■ **WORK REQUEST**:
What lines below mention the word "this"? Copy each one.

■ **DATA PROVIDED**:
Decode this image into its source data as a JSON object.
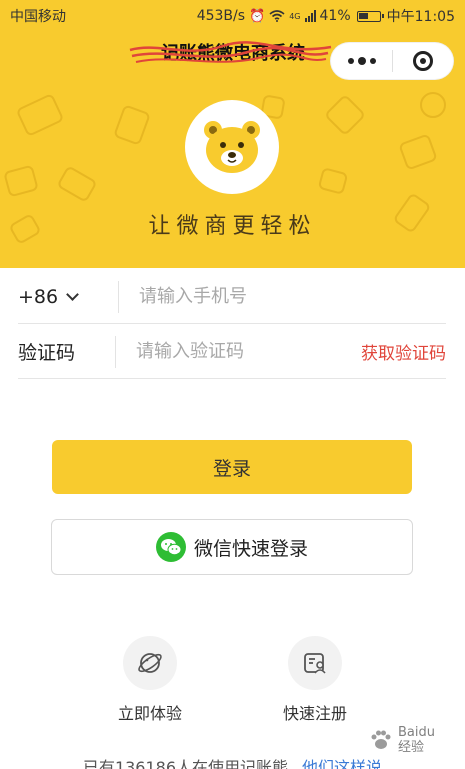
{
  "status_bar": {
    "carrier": "中国移动",
    "speed": "453B/s",
    "network": "4G",
    "battery_percent": "41%",
    "time": "中午11:05"
  },
  "navbar": {
    "title": "记账熊微电商系统",
    "more_icon": "more-dots-icon",
    "close_icon": "target-close-icon"
  },
  "header": {
    "background_color": "#f8cb2e",
    "logo_icon": "bear-face-icon",
    "slogan": "让微商更轻松"
  },
  "form": {
    "country_code": "+86",
    "phone_placeholder": "请输入手机号",
    "code_label": "验证码",
    "code_placeholder": "请输入验证码",
    "get_code_label": "获取验证码",
    "accent_color": "#e0453a"
  },
  "buttons": {
    "login_label": "登录",
    "wechat_login_label": "微信快速登录"
  },
  "actions": [
    {
      "label": "立即体验",
      "icon": "planet-icon"
    },
    {
      "label": "快速注册",
      "icon": "id-card-icon"
    }
  ],
  "footer": {
    "text": "已有136186人在使用记账熊",
    "link": "他们这样说"
  },
  "watermark": {
    "line1": "Baidu",
    "line2": "经验"
  }
}
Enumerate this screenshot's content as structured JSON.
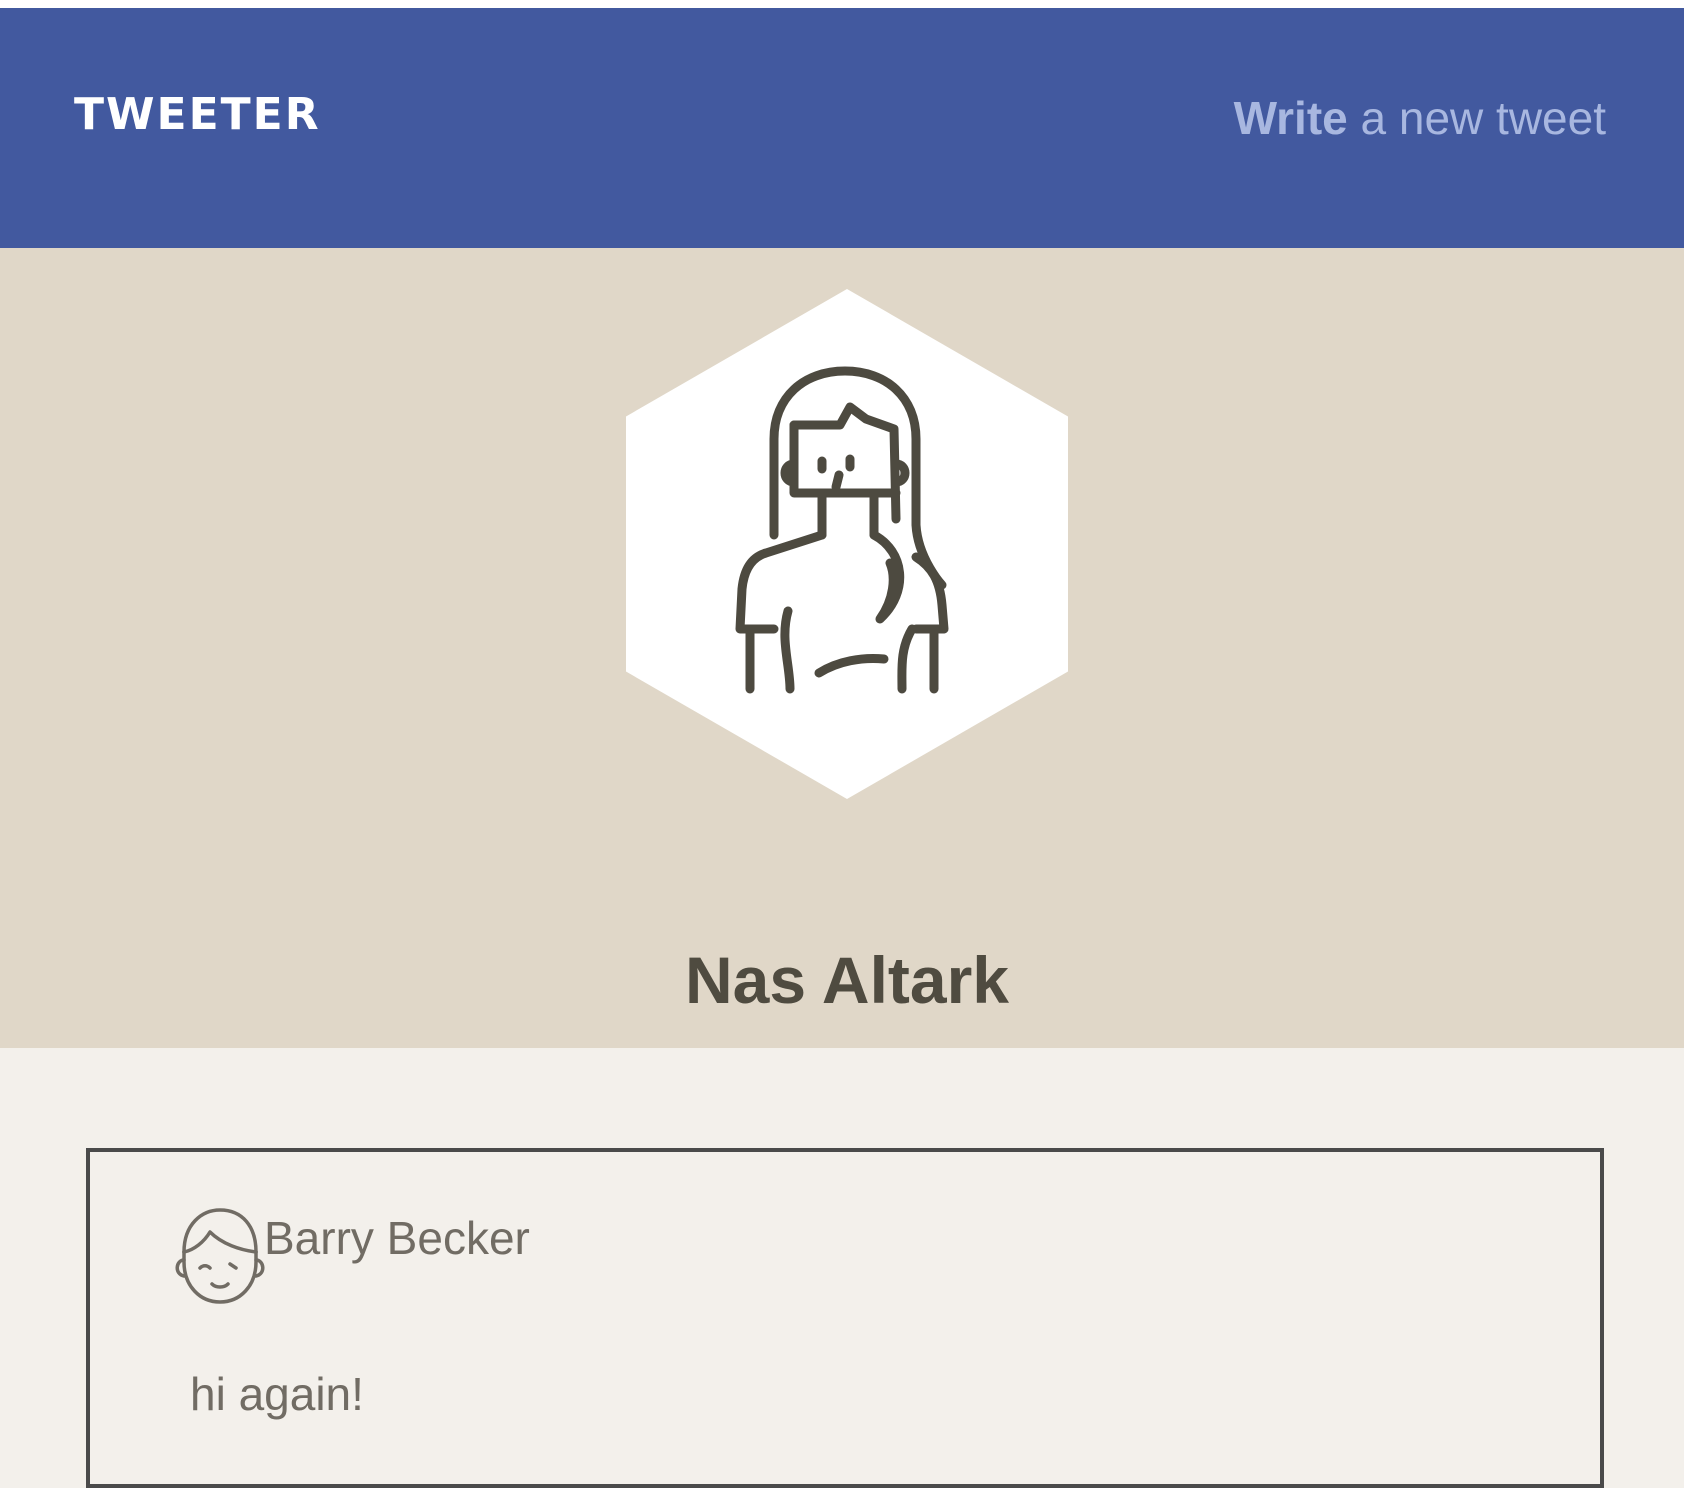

■ **EXERCISE RESULT**:
Decode this image into its source data as a JSON object.
Enumerate this screenshot's content as structured JSON.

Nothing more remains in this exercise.